• _INSTRUCTIONS TO FOLLOW_
Which of the lines below hold "date"? Please return each one.

(RECORDS SHOWN Opens)

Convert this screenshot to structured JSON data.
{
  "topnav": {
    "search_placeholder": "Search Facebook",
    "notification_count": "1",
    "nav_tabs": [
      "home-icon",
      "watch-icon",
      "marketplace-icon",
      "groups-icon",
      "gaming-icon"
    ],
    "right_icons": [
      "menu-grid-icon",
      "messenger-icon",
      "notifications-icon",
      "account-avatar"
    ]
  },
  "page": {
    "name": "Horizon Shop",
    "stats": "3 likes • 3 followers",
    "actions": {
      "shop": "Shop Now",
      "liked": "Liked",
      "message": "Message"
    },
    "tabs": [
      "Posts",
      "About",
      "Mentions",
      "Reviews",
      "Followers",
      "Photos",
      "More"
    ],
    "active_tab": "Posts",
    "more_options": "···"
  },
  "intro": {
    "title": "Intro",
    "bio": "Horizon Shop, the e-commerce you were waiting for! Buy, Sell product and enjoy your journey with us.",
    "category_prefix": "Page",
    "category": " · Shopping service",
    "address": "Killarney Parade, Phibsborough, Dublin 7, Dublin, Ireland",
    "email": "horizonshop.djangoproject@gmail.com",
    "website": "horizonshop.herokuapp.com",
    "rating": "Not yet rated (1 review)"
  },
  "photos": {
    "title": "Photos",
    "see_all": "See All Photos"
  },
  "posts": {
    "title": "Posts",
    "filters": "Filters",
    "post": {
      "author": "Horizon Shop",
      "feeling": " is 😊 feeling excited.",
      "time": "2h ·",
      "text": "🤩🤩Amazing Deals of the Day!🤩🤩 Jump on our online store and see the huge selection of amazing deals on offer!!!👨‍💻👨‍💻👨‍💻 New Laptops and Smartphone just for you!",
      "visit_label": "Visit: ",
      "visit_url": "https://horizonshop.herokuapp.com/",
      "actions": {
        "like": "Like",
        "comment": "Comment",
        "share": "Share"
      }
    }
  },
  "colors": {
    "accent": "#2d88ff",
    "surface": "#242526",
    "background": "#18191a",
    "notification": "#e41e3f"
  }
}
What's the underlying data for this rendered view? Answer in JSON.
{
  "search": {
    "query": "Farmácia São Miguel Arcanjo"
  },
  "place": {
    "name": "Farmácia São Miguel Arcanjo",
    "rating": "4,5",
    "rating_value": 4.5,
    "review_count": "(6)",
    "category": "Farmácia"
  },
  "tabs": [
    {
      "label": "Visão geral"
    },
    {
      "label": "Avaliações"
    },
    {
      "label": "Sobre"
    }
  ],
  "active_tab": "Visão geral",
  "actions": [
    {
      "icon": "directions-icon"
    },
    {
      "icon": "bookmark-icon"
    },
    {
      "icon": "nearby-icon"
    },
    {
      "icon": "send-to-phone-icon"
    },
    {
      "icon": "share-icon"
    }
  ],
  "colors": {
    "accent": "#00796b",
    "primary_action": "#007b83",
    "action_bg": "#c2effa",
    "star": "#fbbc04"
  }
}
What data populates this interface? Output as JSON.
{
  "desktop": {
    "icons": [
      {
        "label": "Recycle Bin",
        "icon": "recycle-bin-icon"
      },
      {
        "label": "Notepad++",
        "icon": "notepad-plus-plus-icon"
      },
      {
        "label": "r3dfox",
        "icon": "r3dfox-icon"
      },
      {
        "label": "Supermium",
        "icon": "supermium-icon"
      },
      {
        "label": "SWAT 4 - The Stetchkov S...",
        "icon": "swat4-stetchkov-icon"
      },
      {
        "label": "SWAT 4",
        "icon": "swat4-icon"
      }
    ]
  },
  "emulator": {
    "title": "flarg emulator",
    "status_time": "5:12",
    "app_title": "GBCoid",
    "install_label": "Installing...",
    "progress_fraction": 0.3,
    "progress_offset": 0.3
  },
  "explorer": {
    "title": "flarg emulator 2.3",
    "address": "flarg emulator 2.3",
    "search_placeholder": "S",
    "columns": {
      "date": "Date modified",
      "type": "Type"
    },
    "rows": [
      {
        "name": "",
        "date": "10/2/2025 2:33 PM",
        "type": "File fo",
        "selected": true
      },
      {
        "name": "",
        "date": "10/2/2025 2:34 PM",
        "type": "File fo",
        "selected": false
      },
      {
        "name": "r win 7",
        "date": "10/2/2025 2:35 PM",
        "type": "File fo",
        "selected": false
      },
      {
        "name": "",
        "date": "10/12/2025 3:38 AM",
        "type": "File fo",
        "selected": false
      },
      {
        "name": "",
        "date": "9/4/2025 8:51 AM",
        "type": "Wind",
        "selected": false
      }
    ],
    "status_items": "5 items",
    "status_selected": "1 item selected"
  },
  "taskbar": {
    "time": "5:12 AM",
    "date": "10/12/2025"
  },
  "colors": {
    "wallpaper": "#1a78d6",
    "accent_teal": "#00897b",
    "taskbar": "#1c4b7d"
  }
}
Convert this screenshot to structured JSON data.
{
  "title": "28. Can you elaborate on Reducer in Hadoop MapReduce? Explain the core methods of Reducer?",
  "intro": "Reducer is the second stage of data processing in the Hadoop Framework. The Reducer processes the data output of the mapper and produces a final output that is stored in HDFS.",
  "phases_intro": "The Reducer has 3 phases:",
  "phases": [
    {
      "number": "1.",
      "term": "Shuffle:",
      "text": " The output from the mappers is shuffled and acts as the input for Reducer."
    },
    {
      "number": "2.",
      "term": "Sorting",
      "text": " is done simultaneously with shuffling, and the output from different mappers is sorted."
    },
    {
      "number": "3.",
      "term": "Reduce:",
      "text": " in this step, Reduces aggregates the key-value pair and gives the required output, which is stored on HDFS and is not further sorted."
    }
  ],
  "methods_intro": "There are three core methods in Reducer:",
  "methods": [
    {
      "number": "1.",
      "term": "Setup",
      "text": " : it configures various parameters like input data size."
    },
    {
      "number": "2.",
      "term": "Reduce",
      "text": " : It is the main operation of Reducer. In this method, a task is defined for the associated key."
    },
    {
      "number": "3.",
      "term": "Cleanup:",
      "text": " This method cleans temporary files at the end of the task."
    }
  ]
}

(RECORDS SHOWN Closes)

• _REPLY_
      "date": "Date modified",
        "date": "10/2/2025 2:33 PM",
        "date": "10/2/2025 2:34 PM",
        "date": "10/2/2025 2:35 PM",
        "date": "10/12/2025 3:38 AM",
        "date": "9/4/2025 8:51 AM",
    "date": "10/12/2025"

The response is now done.